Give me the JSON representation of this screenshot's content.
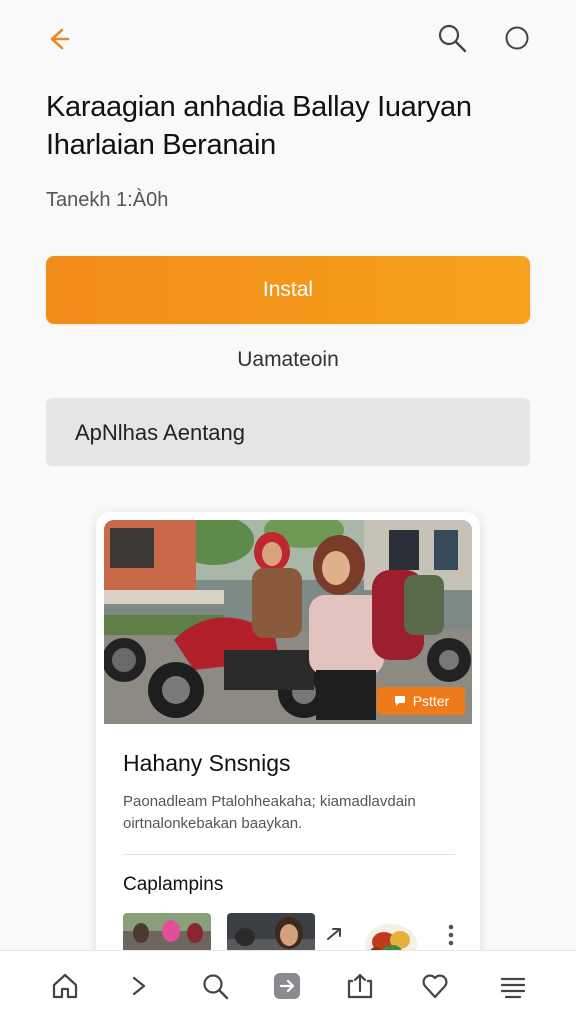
{
  "header": {
    "back_icon": "arrow-left-icon",
    "search_icon": "search-icon",
    "circle_icon": "circle-icon"
  },
  "main": {
    "title_line1": "Karaagian anhadia Ballay Iuaryan",
    "title_line2": "Iharlaian Beranain",
    "date": "Tanekh 1:À0h",
    "install_label": "Instal",
    "secondary_label": "Uamateoin",
    "about_label": "ApNlhas Aentang"
  },
  "card": {
    "badge_label": "Pstter",
    "title": "Hahany Snsnigs",
    "desc_line1": "Paonadleam Ptalohheakaha; kiamadlavdain",
    "desc_line2": "oirtnalonkebakan baaykan.",
    "subtitle": "Caplampins"
  },
  "bottom_nav": {
    "icons": [
      "home-icon",
      "chevron-right-icon",
      "search-icon",
      "add-square-icon",
      "upload-icon",
      "heart-icon",
      "stack-icon"
    ]
  },
  "colors": {
    "accent": "#f28b1a",
    "accent_end": "#f6a21e",
    "about_bg": "#e4e5e7"
  }
}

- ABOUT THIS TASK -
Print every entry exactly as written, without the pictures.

- TASK RESPONSE -
Give me the JSON representation of this screenshot's content.
{
  "header": {
    "back_icon": "arrow-left-icon",
    "search_icon": "search-icon",
    "circle_icon": "circle-icon"
  },
  "main": {
    "title_line1": "Karaagian anhadia Ballay Iuaryan",
    "title_line2": "Iharlaian Beranain",
    "date": "Tanekh 1:À0h",
    "install_label": "Instal",
    "secondary_label": "Uamateoin",
    "about_label": "ApNlhas Aentang"
  },
  "card": {
    "badge_label": "Pstter",
    "title": "Hahany Snsnigs",
    "desc_line1": "Paonadleam Ptalohheakaha; kiamadlavdain",
    "desc_line2": "oirtnalonkebakan baaykan.",
    "subtitle": "Caplampins"
  },
  "bottom_nav": {
    "icons": [
      "home-icon",
      "chevron-right-icon",
      "search-icon",
      "add-square-icon",
      "upload-icon",
      "heart-icon",
      "stack-icon"
    ]
  },
  "colors": {
    "accent": "#f28b1a",
    "accent_end": "#f6a21e",
    "about_bg": "#e4e5e7"
  }
}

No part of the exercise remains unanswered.